Records for processing:
-=-=-
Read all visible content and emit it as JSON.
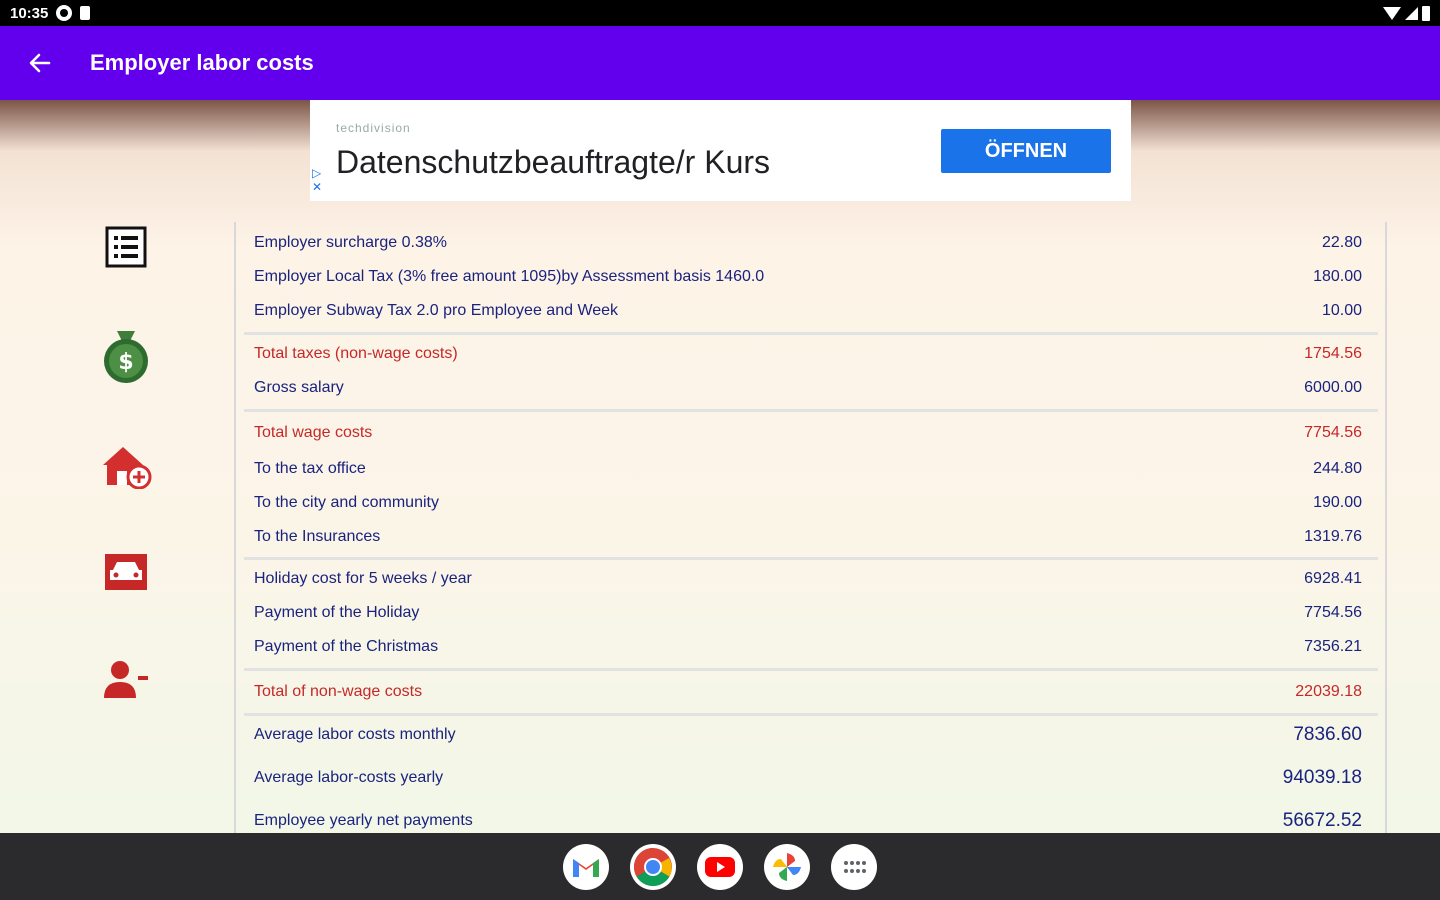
{
  "status": {
    "time": "10:35"
  },
  "app_bar": {
    "title": "Employer labor costs"
  },
  "ad": {
    "sponsor": "techdivision",
    "headline": "Datenschutzbeauftragte/r Kurs",
    "button": "ÖFFNEN"
  },
  "rows": [
    {
      "label": "Employer surcharge 0.38%",
      "value": "22.80"
    },
    {
      "label": "Employer Local Tax (3% free amount 1095)by Assessment basis 1460.0",
      "value": "180.00"
    },
    {
      "label": "Employer Subway Tax 2.0 pro Employee and Week",
      "value": "10.00"
    },
    {
      "label": "Total taxes (non-wage costs)",
      "value": "1754.56"
    },
    {
      "label": "Gross salary",
      "value": "6000.00"
    },
    {
      "label": "Total wage costs",
      "value": "7754.56"
    },
    {
      "label": "To the tax office",
      "value": "244.80"
    },
    {
      "label": "To the city and community",
      "value": "190.00"
    },
    {
      "label": "To the Insurances",
      "value": "1319.76"
    },
    {
      "label": "Holiday cost for 5 weeks / year",
      "value": "6928.41"
    },
    {
      "label": "Payment of the Holiday",
      "value": "7754.56"
    },
    {
      "label": "Payment of the Christmas",
      "value": "7356.21"
    },
    {
      "label": "Total of non-wage costs",
      "value": "22039.18"
    },
    {
      "label": "Average labor costs monthly",
      "value": "7836.60"
    },
    {
      "label": "Average labor-costs yearly",
      "value": "94039.18"
    },
    {
      "label": "Employee yearly net payments",
      "value": "56672.52"
    }
  ],
  "colors": {
    "accent": "#6200ee",
    "highlight": "#c62828",
    "text": "#1a237e"
  },
  "side_icons": [
    "list-icon",
    "money-bag-icon",
    "house-add-icon",
    "car-icon",
    "person-remove-icon"
  ],
  "dock": [
    "gmail-icon",
    "chrome-icon",
    "youtube-icon",
    "photos-icon",
    "apps-icon"
  ]
}
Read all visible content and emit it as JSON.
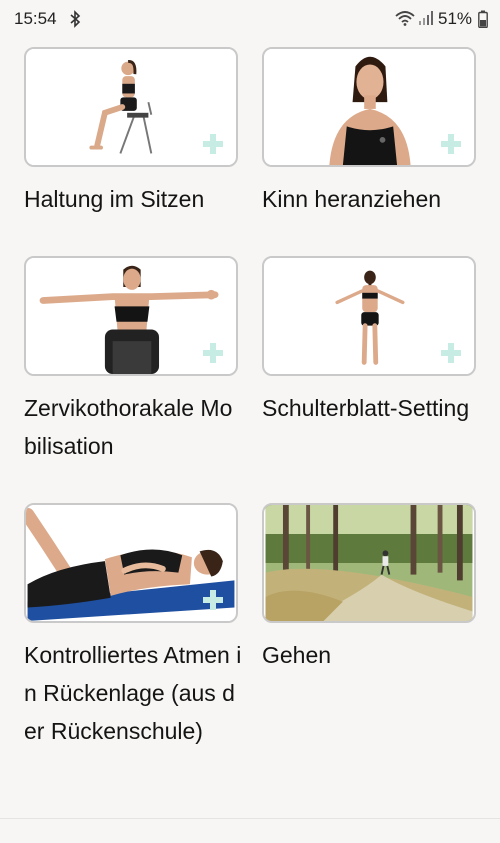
{
  "status_bar": {
    "time": "15:54",
    "battery": "51%",
    "icons": [
      "bluetooth-icon",
      "wifi-icon",
      "signal-icon",
      "battery-icon"
    ]
  },
  "exercises": [
    {
      "title": "Haltung im Sitzen",
      "image": "woman-sitting-on-chair"
    },
    {
      "title": "Kinn heranziehen",
      "image": "woman-upper-body-front"
    },
    {
      "title": "Zervikothorakale Mobilisation",
      "image": "woman-arms-spread-seated"
    },
    {
      "title": "Schulterblatt-Setting",
      "image": "woman-standing-back-view"
    },
    {
      "title": "Kontrolliertes Atmen in Rückenlage (aus der Rückenschule)",
      "image": "woman-lying-on-mat"
    },
    {
      "title": "Gehen",
      "image": "person-walking-forest-path"
    }
  ],
  "colors": {
    "background": "#f7f6f4",
    "card_border": "#c9c9c9",
    "plus_icon": "#c6ece4",
    "mat": "#1f4fa0"
  }
}
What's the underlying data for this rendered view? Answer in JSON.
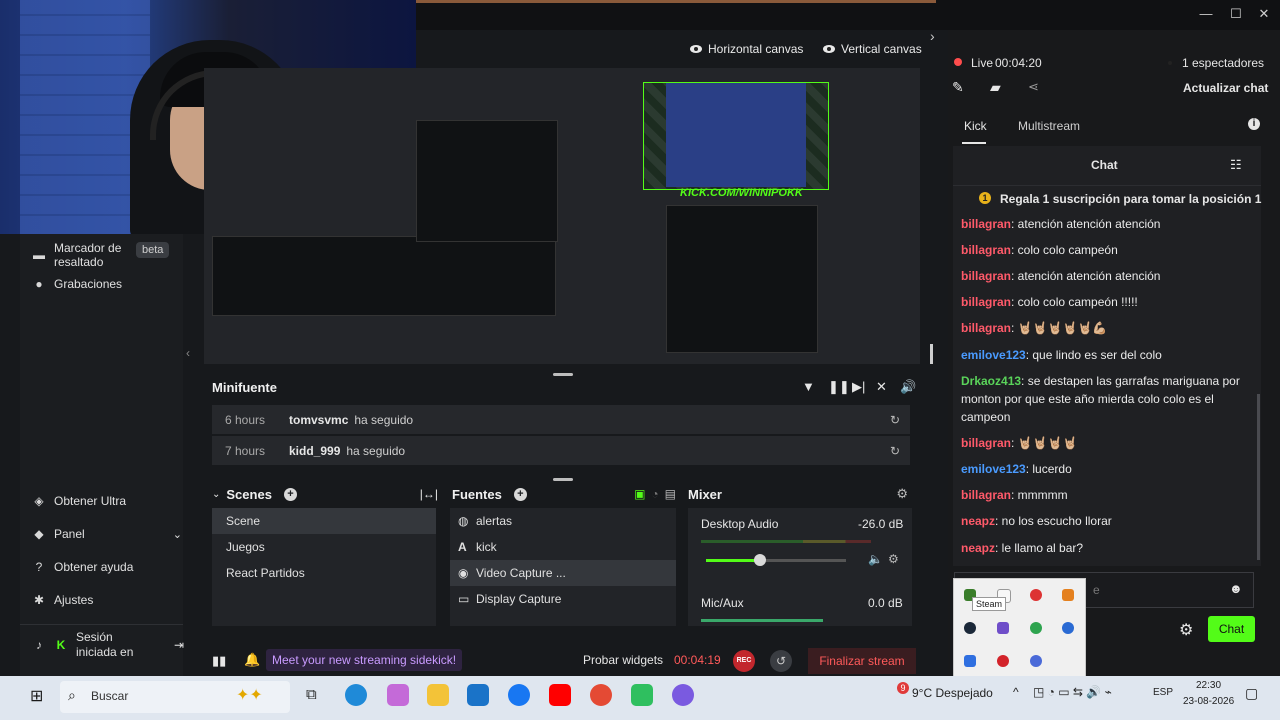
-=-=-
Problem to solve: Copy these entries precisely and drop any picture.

Task answer:
Read all visible content and emit it as JSON.
{
  "status": {
    "time": "10:35"
  },
  "app_bar": {
    "title": "Employer labor costs"
  },
  "ad": {
    "sponsor": "techdivision",
    "headline": "Datenschutzbeauftragte/r Kurs",
    "button": "ÖFFNEN"
  },
  "rows": [
    {
      "label": "Employer surcharge 0.38%",
      "value": "22.80"
    },
    {
      "label": "Employer Local Tax (3% free amount 1095)by Assessment basis 1460.0",
      "value": "180.00"
    },
    {
      "label": "Employer Subway Tax 2.0 pro Employee and Week",
      "value": "10.00"
    },
    {
      "label": "Total taxes (non-wage costs)",
      "value": "1754.56"
    },
    {
      "label": "Gross salary",
      "value": "6000.00"
    },
    {
      "label": "Total wage costs",
      "value": "7754.56"
    },
    {
      "label": "To the tax office",
      "value": "244.80"
    },
    {
      "label": "To the city and community",
      "value": "190.00"
    },
    {
      "label": "To the Insurances",
      "value": "1319.76"
    },
    {
      "label": "Holiday cost for 5 weeks / year",
      "value": "6928.41"
    },
    {
      "label": "Payment of the Holiday",
      "value": "7754.56"
    },
    {
      "label": "Payment of the Christmas",
      "value": "7356.21"
    },
    {
      "label": "Total of non-wage costs",
      "value": "22039.18"
    },
    {
      "label": "Average labor costs monthly",
      "value": "7836.60"
    },
    {
      "label": "Average labor-costs yearly",
      "value": "94039.18"
    },
    {
      "label": "Employee yearly net payments",
      "value": "56672.52"
    }
  ],
  "colors": {
    "accent": "#6200ee",
    "highlight": "#c62828",
    "text": "#1a237e"
  },
  "side_icons": [
    "list-icon",
    "money-bag-icon",
    "house-add-icon",
    "car-icon",
    "person-remove-icon"
  ],
  "dock": [
    "gmail-icon",
    "chrome-icon",
    "youtube-icon",
    "photos-icon",
    "apps-icon"
  ]
}
Read all visible content and emit it as JSON.
{
  "status_bar": {
    "time": "15:54",
    "battery": "51%",
    "icons": [
      "bluetooth-icon",
      "wifi-icon",
      "signal-icon",
      "battery-icon"
    ]
  },
  "exercises": [
    {
      "title": "Haltung im Sitzen",
      "image": "woman-sitting-on-chair"
    },
    {
      "title": "Kinn heranziehen",
      "image": "woman-upper-body-front"
    },
    {
      "title": "Zervikothorakale Mobilisation",
      "image": "woman-arms-spread-seated"
    },
    {
      "title": "Schulterblatt-Setting",
      "image": "woman-standing-back-view"
    },
    {
      "title": "Kontrolliertes Atmen in Rückenlage (aus der Rückenschule)",
      "image": "woman-lying-on-mat"
    },
    {
      "title": "Gehen",
      "image": "person-walking-forest-path"
    }
  ],
  "colors": {
    "background": "#f7f6f4",
    "card_border": "#c9c9c9",
    "plus_icon": "#c6ece4",
    "mat": "#1f4fa0"
  }
}
What's the underlying data for this rendered view? Answer in JSON.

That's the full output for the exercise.